» Assignment: If a line of the listing contains the string "Ringing", return that line.

» Data listing:
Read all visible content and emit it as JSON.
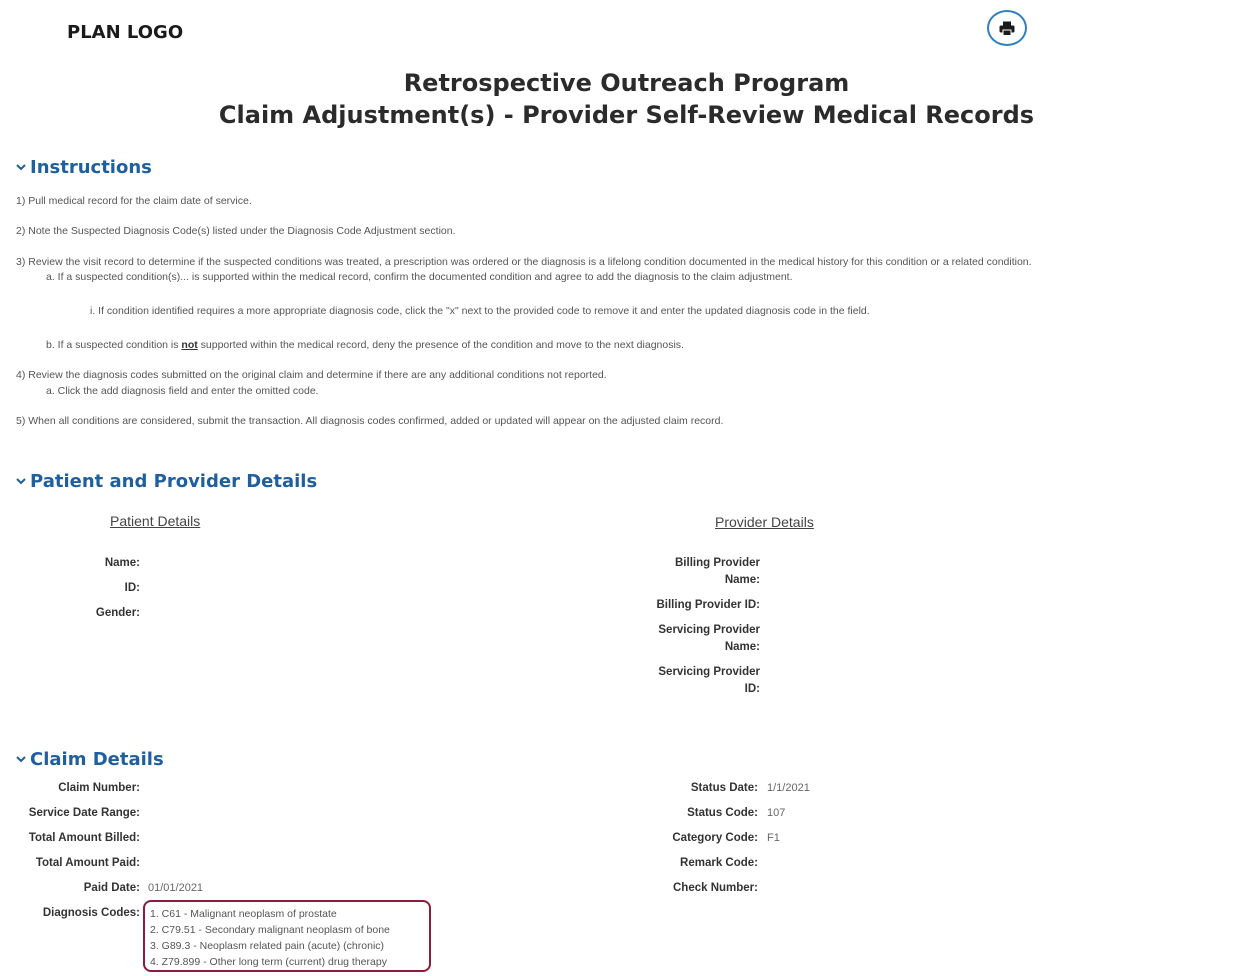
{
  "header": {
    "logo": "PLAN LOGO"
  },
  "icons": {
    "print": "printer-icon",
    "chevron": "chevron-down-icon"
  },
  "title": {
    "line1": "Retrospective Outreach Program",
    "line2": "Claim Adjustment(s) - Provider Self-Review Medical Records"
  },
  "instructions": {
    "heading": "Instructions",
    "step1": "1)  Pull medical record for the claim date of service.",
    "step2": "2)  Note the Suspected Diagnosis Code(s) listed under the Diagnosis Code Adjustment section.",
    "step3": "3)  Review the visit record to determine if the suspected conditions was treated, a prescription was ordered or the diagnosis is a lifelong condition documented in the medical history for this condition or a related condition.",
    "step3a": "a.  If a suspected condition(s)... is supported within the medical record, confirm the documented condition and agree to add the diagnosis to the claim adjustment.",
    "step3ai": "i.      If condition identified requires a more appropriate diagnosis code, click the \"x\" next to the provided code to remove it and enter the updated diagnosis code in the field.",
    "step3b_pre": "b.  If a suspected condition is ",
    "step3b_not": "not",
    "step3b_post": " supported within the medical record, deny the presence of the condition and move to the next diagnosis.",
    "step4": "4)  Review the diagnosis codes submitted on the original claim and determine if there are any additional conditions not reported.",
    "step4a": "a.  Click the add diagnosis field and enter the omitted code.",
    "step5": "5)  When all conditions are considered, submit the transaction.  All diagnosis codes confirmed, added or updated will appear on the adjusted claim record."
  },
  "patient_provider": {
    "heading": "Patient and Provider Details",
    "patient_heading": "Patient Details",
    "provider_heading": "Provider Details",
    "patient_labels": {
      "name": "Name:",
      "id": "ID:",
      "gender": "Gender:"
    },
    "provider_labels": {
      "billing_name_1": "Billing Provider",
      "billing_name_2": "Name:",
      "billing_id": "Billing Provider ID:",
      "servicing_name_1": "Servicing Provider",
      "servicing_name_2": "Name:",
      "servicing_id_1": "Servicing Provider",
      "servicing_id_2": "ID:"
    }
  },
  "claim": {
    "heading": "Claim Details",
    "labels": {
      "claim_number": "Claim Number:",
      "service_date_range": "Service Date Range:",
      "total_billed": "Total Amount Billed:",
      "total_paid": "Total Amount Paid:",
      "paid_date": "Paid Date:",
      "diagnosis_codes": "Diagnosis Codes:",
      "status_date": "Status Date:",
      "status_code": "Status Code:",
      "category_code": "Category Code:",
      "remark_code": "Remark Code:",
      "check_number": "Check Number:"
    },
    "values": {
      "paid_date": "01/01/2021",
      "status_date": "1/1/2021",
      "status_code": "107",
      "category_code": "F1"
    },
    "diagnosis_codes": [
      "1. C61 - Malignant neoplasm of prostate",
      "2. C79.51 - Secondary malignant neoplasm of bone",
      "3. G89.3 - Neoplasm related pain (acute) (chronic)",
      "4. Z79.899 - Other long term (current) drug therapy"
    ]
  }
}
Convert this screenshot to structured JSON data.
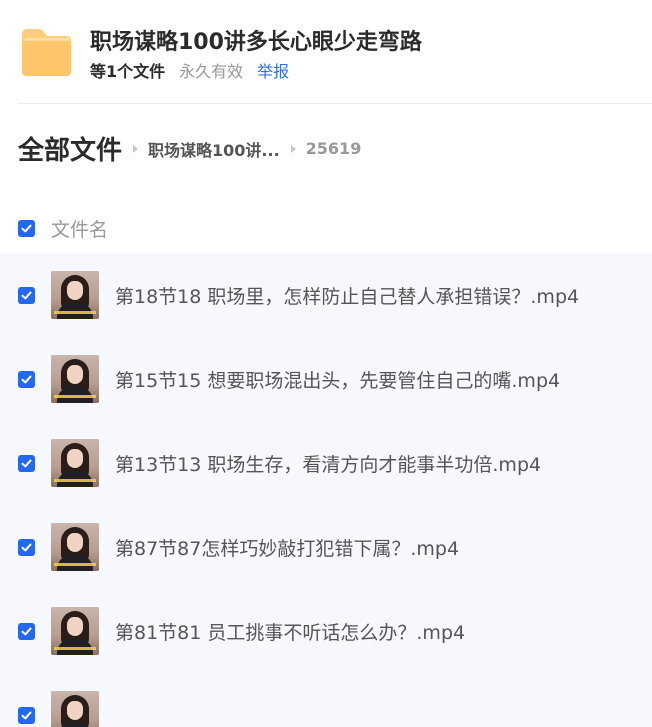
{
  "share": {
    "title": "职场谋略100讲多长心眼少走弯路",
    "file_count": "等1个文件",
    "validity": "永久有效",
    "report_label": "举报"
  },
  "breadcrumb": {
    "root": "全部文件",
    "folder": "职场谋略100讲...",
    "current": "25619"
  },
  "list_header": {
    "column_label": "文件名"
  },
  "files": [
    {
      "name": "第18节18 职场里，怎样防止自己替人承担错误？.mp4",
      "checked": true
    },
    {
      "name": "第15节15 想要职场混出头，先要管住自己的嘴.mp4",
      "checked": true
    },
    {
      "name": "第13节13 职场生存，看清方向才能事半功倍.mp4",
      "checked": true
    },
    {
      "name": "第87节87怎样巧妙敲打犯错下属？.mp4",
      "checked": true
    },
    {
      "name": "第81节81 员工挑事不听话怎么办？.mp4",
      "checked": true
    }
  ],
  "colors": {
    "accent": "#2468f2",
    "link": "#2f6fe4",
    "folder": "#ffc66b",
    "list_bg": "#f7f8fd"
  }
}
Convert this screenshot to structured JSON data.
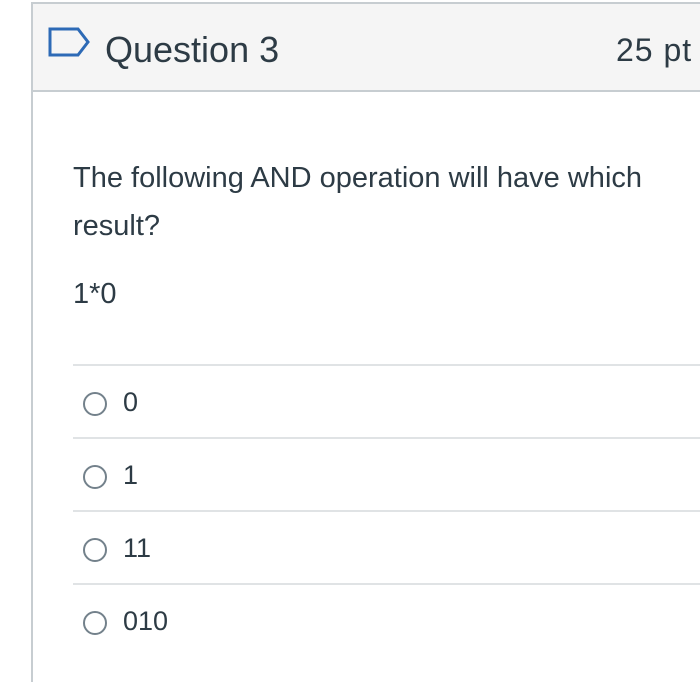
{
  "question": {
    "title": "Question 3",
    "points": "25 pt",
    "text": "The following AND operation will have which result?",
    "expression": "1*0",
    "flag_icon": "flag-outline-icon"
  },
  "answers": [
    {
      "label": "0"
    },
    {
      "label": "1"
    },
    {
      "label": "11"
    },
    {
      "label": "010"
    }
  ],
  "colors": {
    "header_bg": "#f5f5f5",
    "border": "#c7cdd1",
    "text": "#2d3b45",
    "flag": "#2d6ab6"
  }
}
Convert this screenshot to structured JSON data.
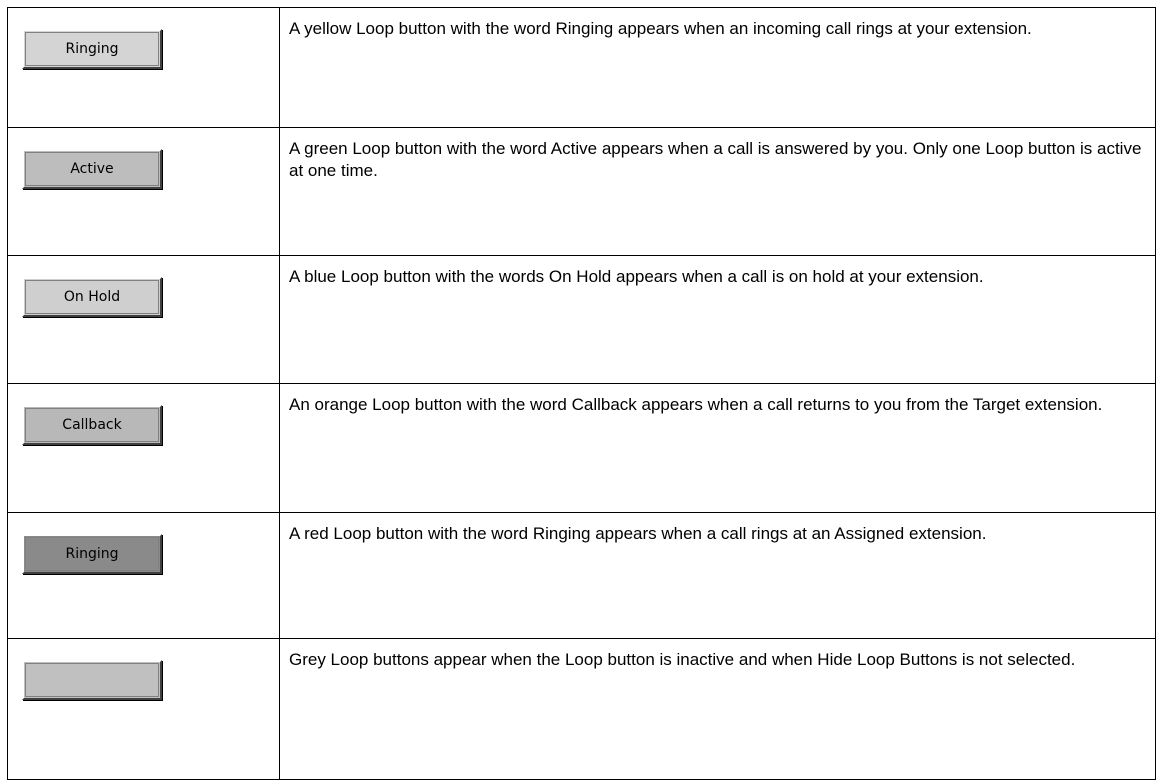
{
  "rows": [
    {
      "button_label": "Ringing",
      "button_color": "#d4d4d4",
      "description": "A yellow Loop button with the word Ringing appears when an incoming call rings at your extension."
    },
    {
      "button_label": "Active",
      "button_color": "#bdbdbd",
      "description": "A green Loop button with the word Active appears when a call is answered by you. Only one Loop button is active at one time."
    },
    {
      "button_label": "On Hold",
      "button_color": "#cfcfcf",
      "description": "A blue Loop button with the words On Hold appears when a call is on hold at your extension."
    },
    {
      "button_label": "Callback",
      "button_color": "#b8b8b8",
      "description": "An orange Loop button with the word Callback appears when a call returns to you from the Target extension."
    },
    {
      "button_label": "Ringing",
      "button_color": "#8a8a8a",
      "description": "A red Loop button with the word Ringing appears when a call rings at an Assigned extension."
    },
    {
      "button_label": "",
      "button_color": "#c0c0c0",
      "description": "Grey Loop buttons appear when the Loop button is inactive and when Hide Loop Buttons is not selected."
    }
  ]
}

» Exercise answer:
      "button_label": "Ringing",
      "description": "A yellow Loop button with the word Ringing appears when an incoming call rings at your extension."
      "button_label": "Ringing",
      "description": "A red Loop button with the word Ringing appears when a call rings at an Assigned extension."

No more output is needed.